 California are also infected.  Confirmed vectors of the disease include sand
 fleas, lice, and cat fleas.
     This stresses the need for people to increase their prevention of all
 tick-borne disorders, according to the Lyme Disease Foundation (LDF).
 "Ticks are cesspools that can transmit many diseases through a single bite,"
 said LDF chair Karen Vanderhoof-Forschner, MBA, CPCU, CLU. "This can lead to
 misdiagnosis and mistreatment."
     It is also a reason for doctors to consider treating patients with
 antibiotics on known tick-bites, she added.
     Ms. Forschner encourages everyone to participate in the LDF's new
 education program "Each One, Reach One."  The program urges people to educate
 others about tick-borne diseases.   This could mean sending a Lyme brochure to
 a friend, placing one on a supermarket bulletin board, sending a video to a
 local school's health teacher, or having a guest speaker present at the
 workplace, Ms. Forschner said.  The LDF has a wide source of educational
 material for use in this campaign.  This includes the brochures Guide to
 Tick-Spread Diseases and Tick Wallet Card.  Brochures can be downloaded from
 the website www.lyme.org, and single copies can be obtained by sending a
 self-addressed, stamped envelope to the Lyme Disease Foundation, One
 Financial Plaza, Hartford, CT 06103.  Bulk copies are available for purchase
 from the LDF.
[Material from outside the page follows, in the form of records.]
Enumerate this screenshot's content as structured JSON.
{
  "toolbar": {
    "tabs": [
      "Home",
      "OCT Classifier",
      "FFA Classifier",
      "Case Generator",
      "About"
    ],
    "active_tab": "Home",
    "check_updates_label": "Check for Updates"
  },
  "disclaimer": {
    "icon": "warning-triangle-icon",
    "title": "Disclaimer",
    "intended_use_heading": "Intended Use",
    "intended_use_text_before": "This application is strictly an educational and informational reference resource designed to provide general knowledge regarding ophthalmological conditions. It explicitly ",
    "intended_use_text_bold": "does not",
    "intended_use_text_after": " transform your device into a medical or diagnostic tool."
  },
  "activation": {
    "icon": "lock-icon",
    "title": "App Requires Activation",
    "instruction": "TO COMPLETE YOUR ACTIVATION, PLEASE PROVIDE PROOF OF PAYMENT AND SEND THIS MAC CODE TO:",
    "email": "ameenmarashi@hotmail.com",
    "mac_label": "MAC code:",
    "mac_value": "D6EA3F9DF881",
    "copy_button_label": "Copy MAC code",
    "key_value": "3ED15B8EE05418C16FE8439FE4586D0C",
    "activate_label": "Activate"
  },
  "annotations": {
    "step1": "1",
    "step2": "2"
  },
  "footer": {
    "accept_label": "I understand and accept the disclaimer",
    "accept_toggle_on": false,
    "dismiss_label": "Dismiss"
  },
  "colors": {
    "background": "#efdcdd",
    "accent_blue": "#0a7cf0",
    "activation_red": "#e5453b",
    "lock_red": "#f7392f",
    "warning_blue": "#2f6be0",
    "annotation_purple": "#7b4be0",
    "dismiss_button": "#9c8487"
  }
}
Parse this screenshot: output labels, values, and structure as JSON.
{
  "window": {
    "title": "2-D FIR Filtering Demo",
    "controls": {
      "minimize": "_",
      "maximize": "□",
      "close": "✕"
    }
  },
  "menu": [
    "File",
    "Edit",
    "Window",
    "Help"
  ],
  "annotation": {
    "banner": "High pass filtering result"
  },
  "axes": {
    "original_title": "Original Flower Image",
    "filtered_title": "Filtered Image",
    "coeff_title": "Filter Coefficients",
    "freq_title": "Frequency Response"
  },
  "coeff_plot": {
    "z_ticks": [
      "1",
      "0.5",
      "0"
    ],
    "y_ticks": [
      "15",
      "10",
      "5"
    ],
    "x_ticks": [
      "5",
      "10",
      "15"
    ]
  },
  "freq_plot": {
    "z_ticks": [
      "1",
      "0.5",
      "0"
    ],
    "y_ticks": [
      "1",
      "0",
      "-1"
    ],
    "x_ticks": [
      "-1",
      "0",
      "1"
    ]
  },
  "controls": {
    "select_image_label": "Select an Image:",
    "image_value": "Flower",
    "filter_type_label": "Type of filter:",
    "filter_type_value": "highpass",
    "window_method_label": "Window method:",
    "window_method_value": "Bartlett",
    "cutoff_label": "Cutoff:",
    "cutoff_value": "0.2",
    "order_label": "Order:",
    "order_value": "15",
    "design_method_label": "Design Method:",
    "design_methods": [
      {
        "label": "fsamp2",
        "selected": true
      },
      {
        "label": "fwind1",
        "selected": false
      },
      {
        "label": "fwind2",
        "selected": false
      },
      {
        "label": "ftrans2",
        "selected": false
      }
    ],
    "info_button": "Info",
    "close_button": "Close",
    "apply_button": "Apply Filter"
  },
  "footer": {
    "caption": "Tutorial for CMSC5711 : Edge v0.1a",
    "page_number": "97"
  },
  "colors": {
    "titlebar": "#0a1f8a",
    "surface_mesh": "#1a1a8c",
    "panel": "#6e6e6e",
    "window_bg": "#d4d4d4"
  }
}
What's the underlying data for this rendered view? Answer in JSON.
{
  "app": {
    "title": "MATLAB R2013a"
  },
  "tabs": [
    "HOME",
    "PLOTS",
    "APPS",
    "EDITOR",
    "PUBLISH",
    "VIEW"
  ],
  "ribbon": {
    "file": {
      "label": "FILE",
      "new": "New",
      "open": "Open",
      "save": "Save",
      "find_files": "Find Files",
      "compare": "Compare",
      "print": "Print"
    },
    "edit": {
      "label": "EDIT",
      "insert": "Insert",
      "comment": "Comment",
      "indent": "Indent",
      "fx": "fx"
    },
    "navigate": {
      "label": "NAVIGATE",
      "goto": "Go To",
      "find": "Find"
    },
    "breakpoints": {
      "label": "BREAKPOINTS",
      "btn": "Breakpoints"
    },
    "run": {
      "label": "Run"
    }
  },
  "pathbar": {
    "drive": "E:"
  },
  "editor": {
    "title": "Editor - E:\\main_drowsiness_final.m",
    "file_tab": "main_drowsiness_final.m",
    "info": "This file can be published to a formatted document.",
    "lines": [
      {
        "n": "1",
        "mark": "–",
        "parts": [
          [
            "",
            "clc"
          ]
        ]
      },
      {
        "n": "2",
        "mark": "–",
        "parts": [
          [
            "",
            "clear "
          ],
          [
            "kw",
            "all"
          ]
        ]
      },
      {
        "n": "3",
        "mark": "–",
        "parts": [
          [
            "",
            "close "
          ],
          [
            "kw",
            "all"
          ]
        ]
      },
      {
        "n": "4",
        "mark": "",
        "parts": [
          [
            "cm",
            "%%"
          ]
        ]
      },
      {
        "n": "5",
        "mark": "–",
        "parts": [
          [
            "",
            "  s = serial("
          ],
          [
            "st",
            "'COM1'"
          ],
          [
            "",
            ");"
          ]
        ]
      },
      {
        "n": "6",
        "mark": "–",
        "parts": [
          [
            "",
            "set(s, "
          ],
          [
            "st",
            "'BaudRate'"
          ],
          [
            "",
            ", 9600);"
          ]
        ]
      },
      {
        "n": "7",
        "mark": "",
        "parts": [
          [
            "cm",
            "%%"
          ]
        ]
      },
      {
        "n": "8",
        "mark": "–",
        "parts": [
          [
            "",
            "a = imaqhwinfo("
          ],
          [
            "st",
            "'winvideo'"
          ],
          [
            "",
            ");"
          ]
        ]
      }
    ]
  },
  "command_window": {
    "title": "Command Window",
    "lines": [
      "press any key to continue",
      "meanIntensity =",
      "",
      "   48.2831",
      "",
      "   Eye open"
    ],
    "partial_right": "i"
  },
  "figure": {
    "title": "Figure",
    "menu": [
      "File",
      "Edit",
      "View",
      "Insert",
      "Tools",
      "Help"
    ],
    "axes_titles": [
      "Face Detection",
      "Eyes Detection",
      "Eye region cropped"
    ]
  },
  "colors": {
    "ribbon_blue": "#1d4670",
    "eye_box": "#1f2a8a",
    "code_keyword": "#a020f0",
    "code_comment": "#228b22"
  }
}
     The mild winter and wet spring are key indicators 2002 will likely be a
 record year for tick populations and reported cases of tick-borne diseases.
 Other tick-borne diseases include babesiosis, ehrlichiosis, tularemia,
 Colorado tick fever, tick paralysis, Powassan encephalitis, relapsing fever,
 and Rocky Mountain spotted fever.
     Contact the LDF for interviews, B-Roll, and PSAs for TV, radio and print.
 
     Contact:
      Chris Malinowski
      860-525-2000
 
                     MAKE YOUR OPINION COUNT -  Click Here
                http://tbutton.prnewswire.com/prn/11690X89576405
 
 SOURCE  Lyme Disease Foundation